Arkan - Sofia (2014)
Reviewed by Sebastian Kluth
Arkan is a gothic metal band that utilizes Middle Eastern folk instrumentation such as the frame drum (bendir), the Latin American percussion instrument known as the cajón, the goblet drum (derbouka), the pear-shaped stringed instrument (oud), and the Indian hand drum (tabla). The quintet calls its home France, but four out of five members are actually from Algeria and Morocco. The band started as a more extreme metal-orientated group in 2005, with male singers only. However, its third album, Sofia, is dominated by hypnotizing sounds and enchanting female vocals somewhere between Katatonia, Lacuna Coil, and Orphaned Land.
The strong points of the album are its hypnotizing and slightly depressing atmosphere, the organic use of folk instruments, and the calming use of unique female vocals. The flow of the album is very coherent and organic, with many tracks harmoniously progressing into new ones without any breaks.

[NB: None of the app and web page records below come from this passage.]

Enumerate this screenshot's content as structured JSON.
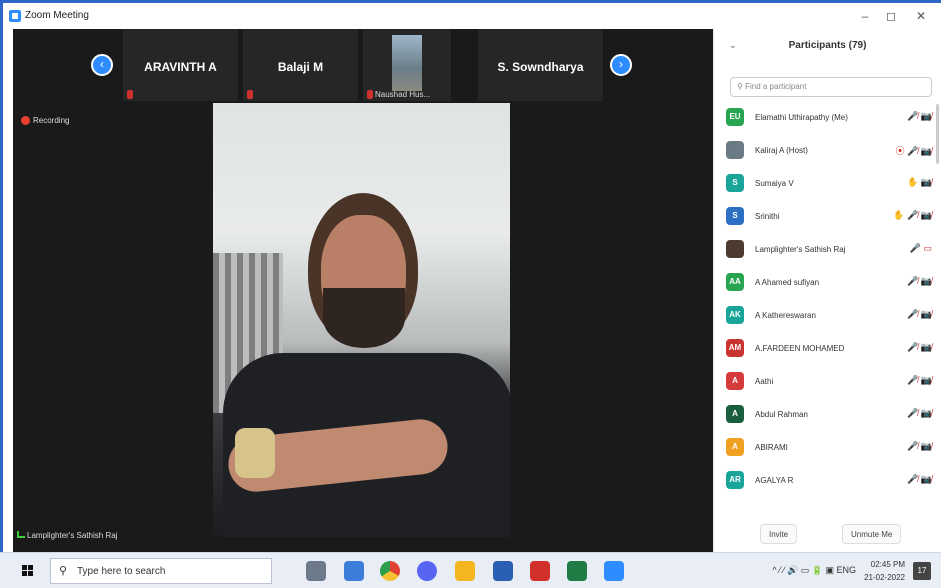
{
  "window": {
    "title": "Zoom Meeting",
    "minimize": "–",
    "maximize": "◻",
    "close": "✕"
  },
  "gallery": {
    "prev_icon": "chevron-left-icon",
    "next_icon": "chevron-right-icon",
    "tiles": [
      {
        "name": "ARAVINTH A"
      },
      {
        "name": "Balaji M"
      },
      {
        "name": "Naushad Hus..."
      },
      {
        "name": "S. Sowndharya"
      }
    ]
  },
  "recording": {
    "label": "Recording"
  },
  "active_speaker": {
    "name": "Lamplighter's Sathish Raj"
  },
  "participants_panel": {
    "title": "Participants (79)",
    "search_placeholder": "Find a participant",
    "participants": [
      {
        "initials": "EU",
        "name": "Elamathi Uthirapathy (Me)",
        "color": "#27a550",
        "icons": "🎤̸ 📷̸"
      },
      {
        "initials": "",
        "name": "Kaliraj A (Host)",
        "color": "#6a7b86",
        "icons": "⦿ 🎤̸ 📷̸"
      },
      {
        "initials": "S",
        "name": "Sumaiya V",
        "color": "#1aa59a",
        "icons": "✋ 📷̸"
      },
      {
        "initials": "S",
        "name": "Srinithi",
        "color": "#2d6fc2",
        "icons": "✋ 🎤̸ 📷̸"
      },
      {
        "initials": "",
        "name": "Lamplighter's Sathish Raj",
        "color": "#4d3b30",
        "icons": "🎤 ▭"
      },
      {
        "initials": "AA",
        "name": "A Ahamed sufiyan",
        "color": "#27a550",
        "icons": "🎤̸ 📷̸"
      },
      {
        "initials": "AK",
        "name": "A Kathereswaran",
        "color": "#1aa59a",
        "icons": "🎤̸ 📷̸"
      },
      {
        "initials": "AM",
        "name": "A.FARDEEN MOHAMED",
        "color": "#c8342f",
        "icons": "🎤̸ 📷̸"
      },
      {
        "initials": "A",
        "name": "Aathi",
        "color": "#d63a3a",
        "icons": "🎤̸ 📷̸"
      },
      {
        "initials": "A",
        "name": "Abdul Rahman",
        "color": "#1b5e3f",
        "icons": "🎤̸ 📷̸"
      },
      {
        "initials": "A",
        "name": "ABIRAMI",
        "color": "#f0a020",
        "icons": "🎤̸ 📷̸"
      },
      {
        "initials": "AR",
        "name": "AGALYA R",
        "color": "#1aa59a",
        "icons": "🎤̸ 📷̸"
      },
      {
        "initials": "",
        "name": "",
        "color": "#d0327a",
        "icons": "🎤̸ 📷̸"
      }
    ],
    "invite_label": "Invite",
    "unmute_label": "Unmute Me"
  },
  "taskbar": {
    "search_placeholder": "Type here to search",
    "apps": [
      "widgets",
      "explorer",
      "chrome",
      "discord",
      "files",
      "word",
      "acrobat",
      "excel",
      "zoom"
    ],
    "tray": "^ ⁄ ⁄ 🔊 ▭ 🔋 ▣ ENG",
    "time": "02:45 PM",
    "date": "21-02-2022",
    "notifications": "17"
  }
}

The enchanting “Leaving Us”, with its gloomy and slow riffs, dragging vocals, and mysterious folk passages toward the end is a track that represents the sound of the band very well. Conversely, the more rhythmic opener and album highlight, “Hayati”, sounds more dynamic thanks to a diverse vocal performance despite the dark instrumental atmosphere, and probably features the catchiest chorus on the entire album. Those who care for the extreme progressive metal roots of the band should try out “March Of Sorrow”, “Wingless Angels”, and “Scar Of Sadness”, all of which feature some short but really potent death metal growls. The other extreme is the longest song on the album, entitled “Deafening Silence”, which comes around as the calmest, featuring acoustic guitars, light vocal effects, and floating instrumental passages that could have been pulled from a contemporary Opeth record.
The second half of the record turns out to be less diverse and gripping than the first. A few tracks sound too much alike and feel like unnecessary filler. This is especially true of the slow closing songs “Cold Night’s Dream” and “Dark Epilogue”, which aren’t much more than dark ambient pieces that go nowhere. I also miss a truly outstanding and catchy song that might permanently stay on my mind, even though “Hayati” comes quite close.
In the end, this release is interesting for its consistently dark and mysterious approach. It’s the kind of album you have to listen to in one shot with your headphones on in order to get absorbed by its strong atmosphere and to discover all the small details that make most of the songs sound slightly different. It’s an album that requests some attention, and the band has somehow developed its own signature style by now. In the future, I would like the band to push its extreme and progressive boundaries even further, and to include maybe a few catchier and more addicting tracks as well.
3.25 // 5